Port Bonython one step closer
Guidelines for Port Bonython Environmental Impact Statement (EIS) have been released by the South Australian government.
Earlier this year the minister for planning proposed a deep-water port facility at Port Bonython on the Eyre Peninsula, which received major project status.
South Australian planning minister John Rau said that the EIS could take up to 18 months to complete.
Areas to be covered in the EIS include effects from construction and operation on:
- the coastal/marine environment (in particular the Australian giant cuttlefish);
- native vegetation and fauna;
- infrastructure requirements;
- cultural heritage and native-title claimants;
- the community;
- economic development;
- traffic and transport; and
- the visual landscape.

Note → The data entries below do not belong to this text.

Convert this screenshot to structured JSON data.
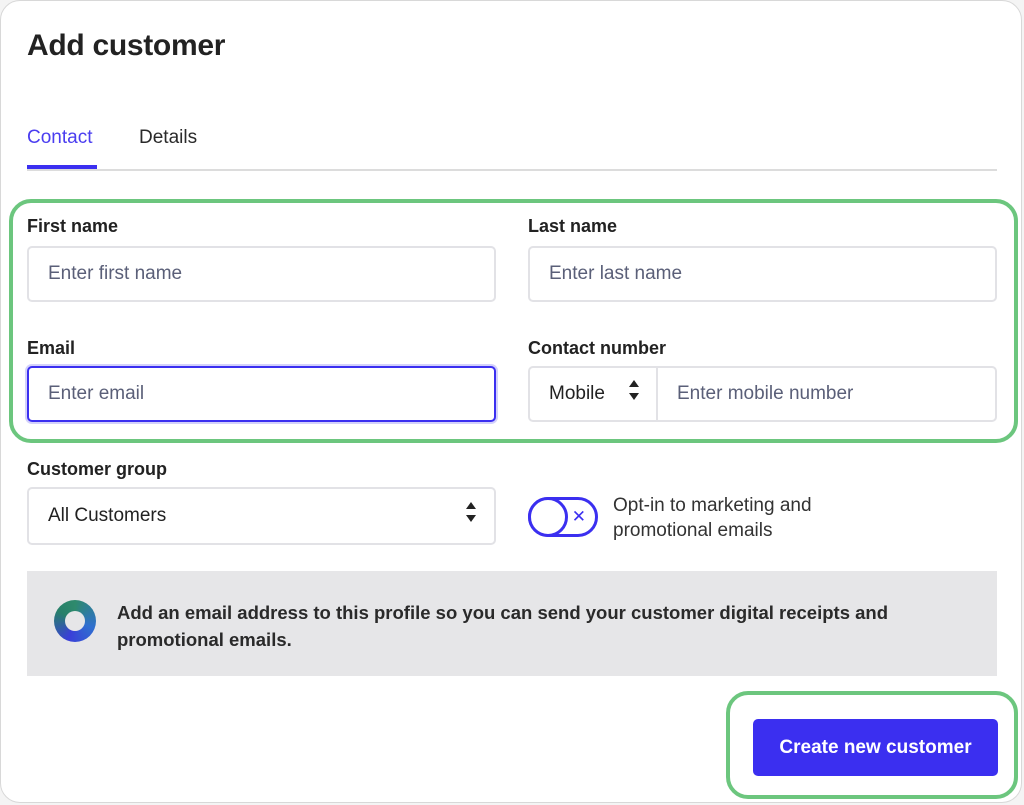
{
  "dialog": {
    "title": "Add customer"
  },
  "tabs": [
    {
      "label": "Contact",
      "active": true
    },
    {
      "label": "Details",
      "active": false
    }
  ],
  "form": {
    "first_name": {
      "label": "First name",
      "placeholder": "Enter first name",
      "value": ""
    },
    "last_name": {
      "label": "Last name",
      "placeholder": "Enter last name",
      "value": ""
    },
    "email": {
      "label": "Email",
      "placeholder": "Enter email",
      "value": "",
      "focused": true
    },
    "contact_number": {
      "label": "Contact number",
      "type_selected": "Mobile",
      "placeholder": "Enter mobile number",
      "value": ""
    },
    "customer_group": {
      "label": "Customer group",
      "selected": "All Customers"
    },
    "opt_in": {
      "label": "Opt-in to marketing and promotional emails",
      "enabled": false
    }
  },
  "notice": {
    "text": "Add an email address to this profile so you can send your customer digital receipts and promotional emails."
  },
  "actions": {
    "create_label": "Create new customer"
  },
  "colors": {
    "accent": "#3b2ff0",
    "highlight": "#6cc67e",
    "notice_bg": "#e6e6e8"
  },
  "icons": {
    "stepper": "up-down-arrows-icon",
    "toggle": "close-icon",
    "notice": "ring-icon"
  }
}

Spencer Gulf Port Link Consortium (SGPL), comprising of Flinders Port Holdings, Leighton Contractors, Macquarie Capital, BIS Industrial Logistics and ARTC, were the preferred bidders for the contract.
Flinders Ports chief executive and SGPL spokesman, Vincent Tremaine, has welcomed the guidelines.
“Today represents another significant milestone in the development of this crucial infrastructure project,” said Mr Tremaine.
He said the project has been referred to the Federal government for consideration under the Environmental Protection and Biodiversity Conservation Act.
Late last year, SGPL engaged the international design and engineering firm, Arup, to begin work on the EIS.
The proposed $600-$700m deep-water port will be designed to handle capesize vessels moored three kilometres from the shore.
It will have an enclosed conveyance system, an onshore bulk handling storage and handling facility and a 17km rail spur that connects with the Port Augusta/Whyalla line.
Once construction begins it will take three years to complete provided it is approved.